[Data shown]
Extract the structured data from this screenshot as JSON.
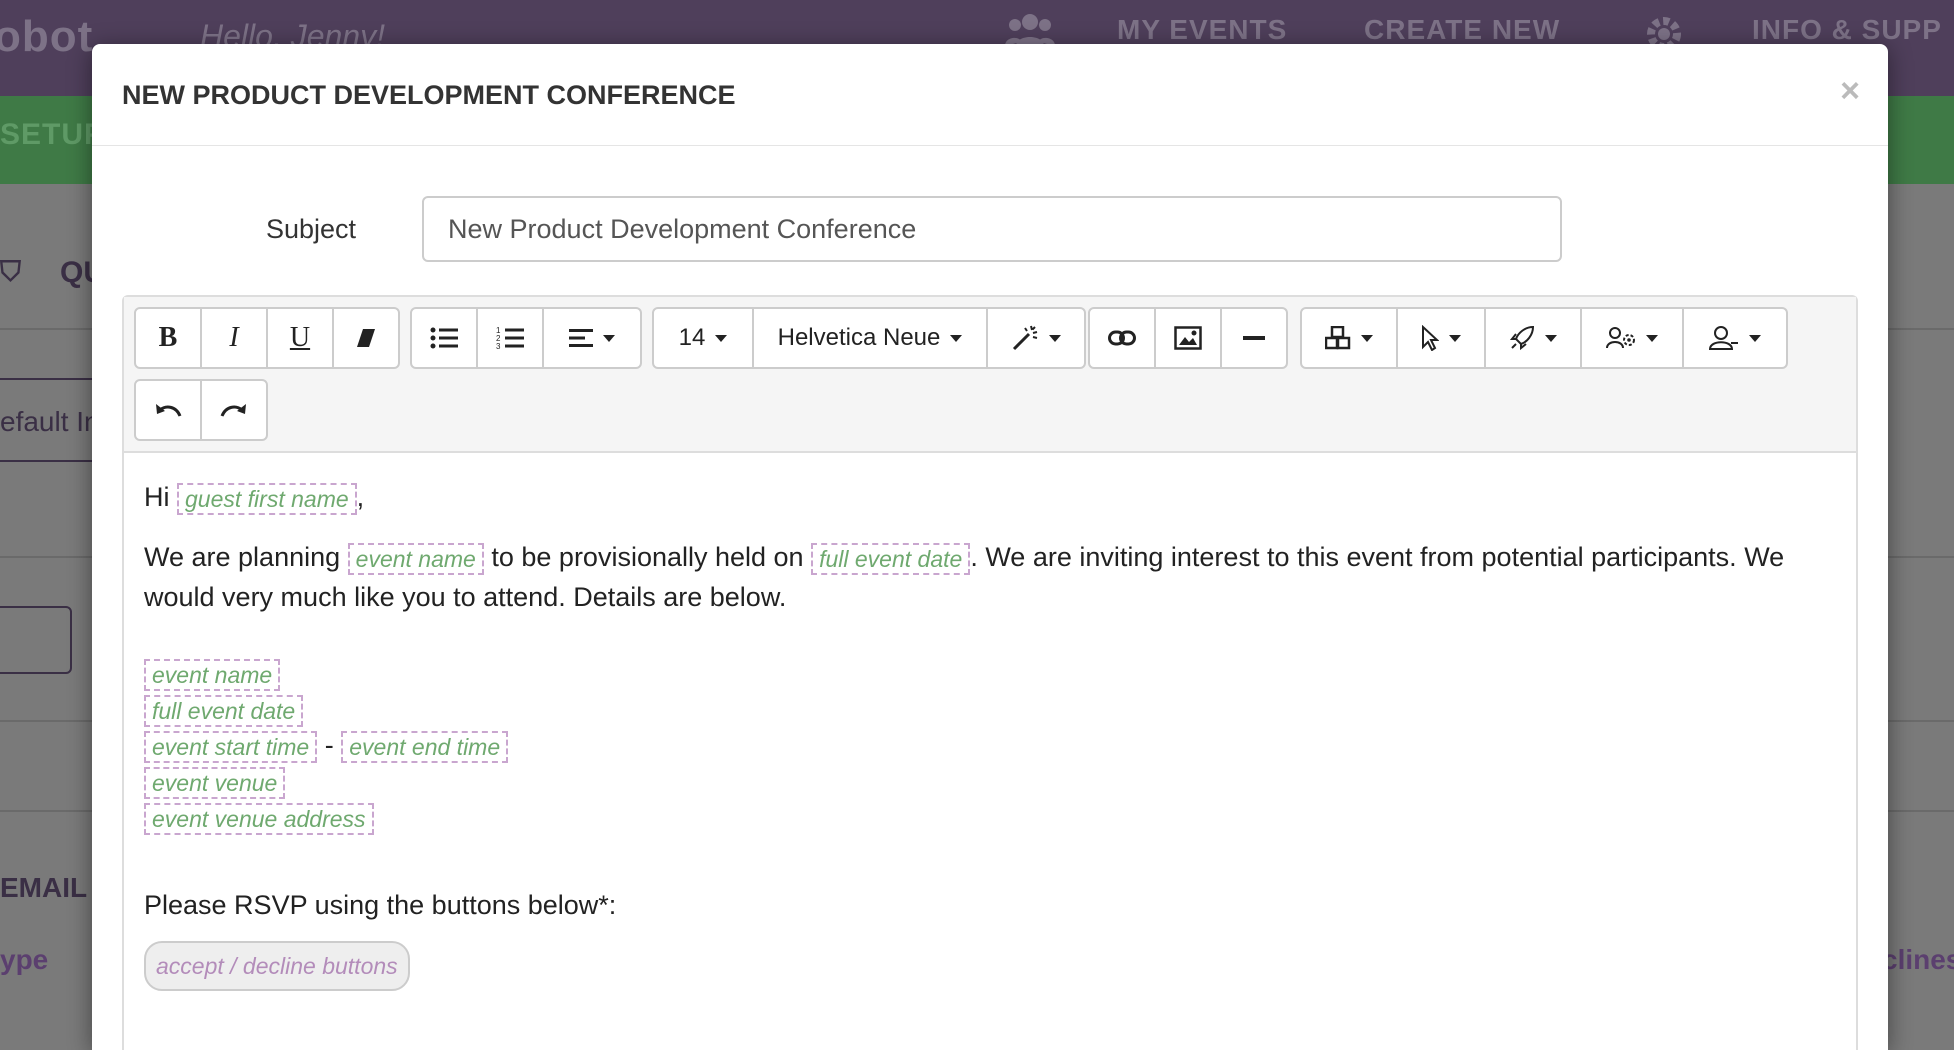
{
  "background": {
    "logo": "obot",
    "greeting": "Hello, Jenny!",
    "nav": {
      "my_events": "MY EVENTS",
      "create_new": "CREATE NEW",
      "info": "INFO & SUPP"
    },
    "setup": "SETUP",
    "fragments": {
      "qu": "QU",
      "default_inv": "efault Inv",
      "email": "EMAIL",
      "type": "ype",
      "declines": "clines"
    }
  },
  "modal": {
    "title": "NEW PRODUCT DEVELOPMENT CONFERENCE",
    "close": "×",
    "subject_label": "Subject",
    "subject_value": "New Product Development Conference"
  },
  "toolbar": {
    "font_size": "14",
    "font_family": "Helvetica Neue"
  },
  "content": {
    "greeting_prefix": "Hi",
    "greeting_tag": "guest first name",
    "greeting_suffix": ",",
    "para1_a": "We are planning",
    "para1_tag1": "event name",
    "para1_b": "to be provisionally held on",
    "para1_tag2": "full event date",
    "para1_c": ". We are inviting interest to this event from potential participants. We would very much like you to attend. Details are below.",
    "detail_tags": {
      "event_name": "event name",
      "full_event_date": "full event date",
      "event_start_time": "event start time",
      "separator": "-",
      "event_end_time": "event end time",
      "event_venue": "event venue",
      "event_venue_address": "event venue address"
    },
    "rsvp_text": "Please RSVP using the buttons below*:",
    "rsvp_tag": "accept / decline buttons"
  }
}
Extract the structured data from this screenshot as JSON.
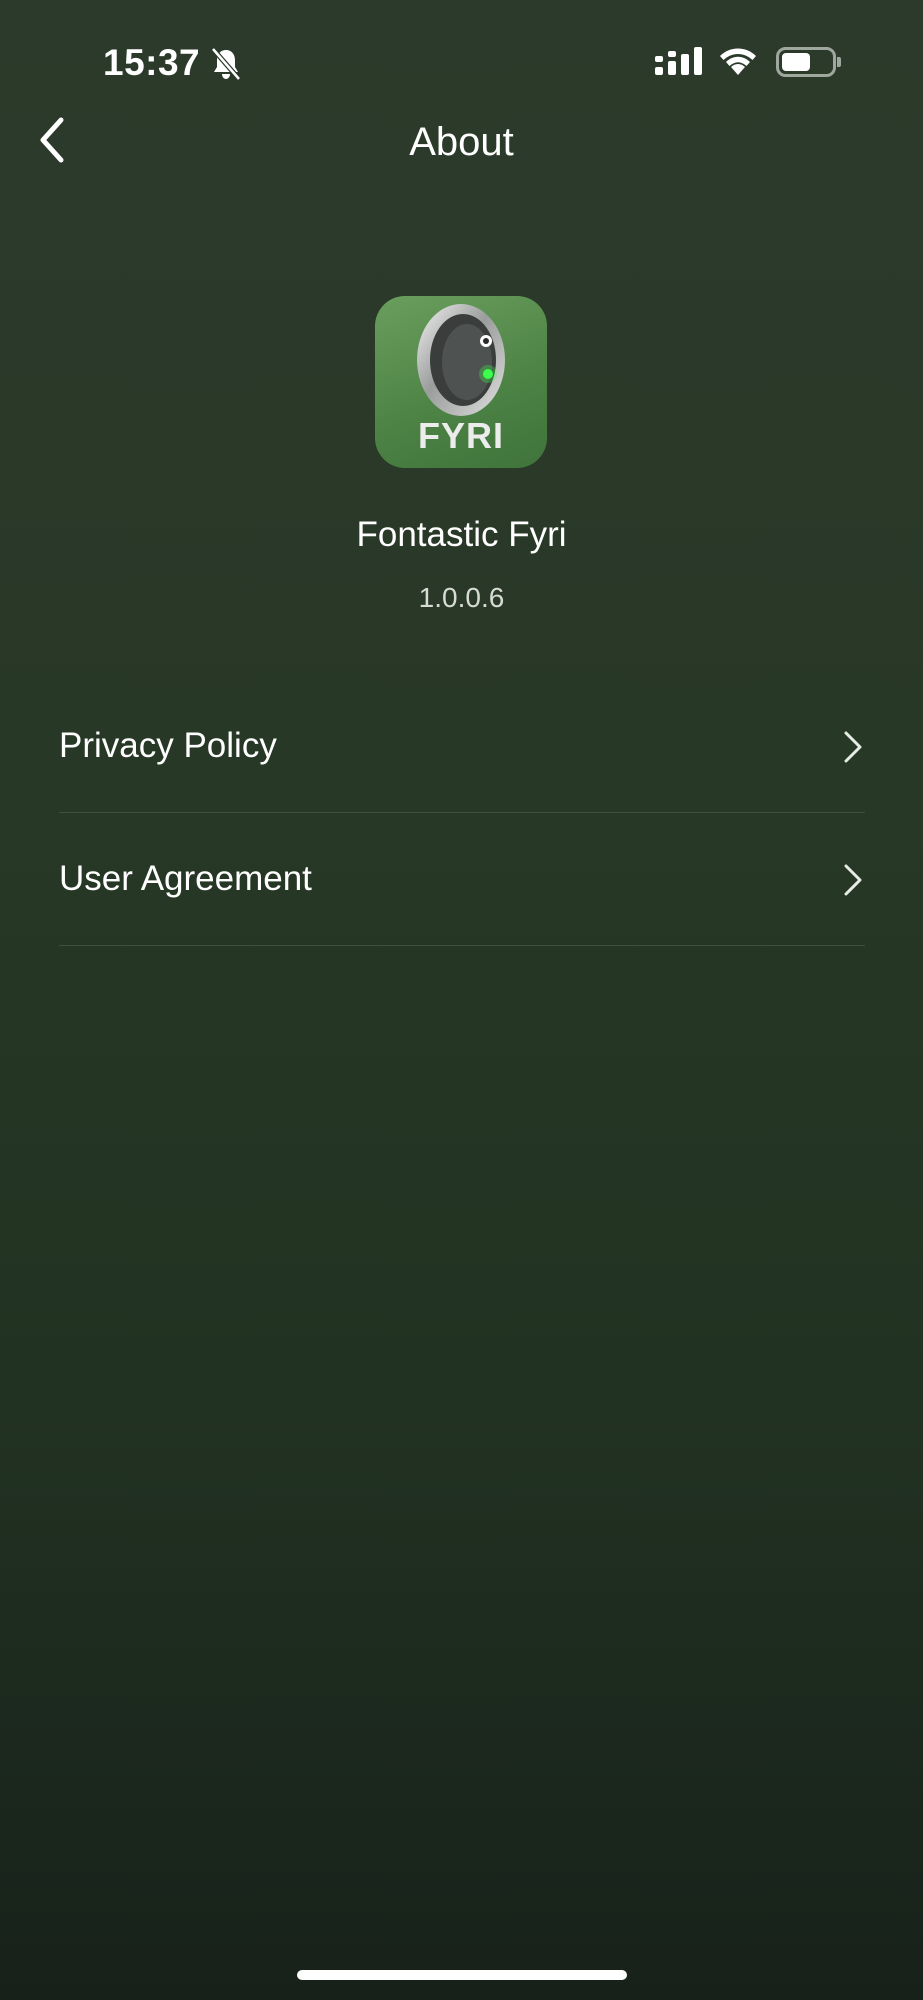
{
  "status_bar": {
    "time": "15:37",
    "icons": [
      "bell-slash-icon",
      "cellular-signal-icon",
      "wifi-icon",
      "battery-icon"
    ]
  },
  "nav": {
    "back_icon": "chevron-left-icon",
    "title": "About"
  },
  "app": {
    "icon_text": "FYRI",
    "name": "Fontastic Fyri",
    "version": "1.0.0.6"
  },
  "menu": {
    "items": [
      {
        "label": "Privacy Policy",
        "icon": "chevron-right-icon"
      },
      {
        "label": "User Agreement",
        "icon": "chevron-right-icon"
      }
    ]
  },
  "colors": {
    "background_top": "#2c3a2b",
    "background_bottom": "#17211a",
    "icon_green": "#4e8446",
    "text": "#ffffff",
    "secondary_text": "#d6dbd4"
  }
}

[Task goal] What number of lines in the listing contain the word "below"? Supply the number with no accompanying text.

[Answer section] 2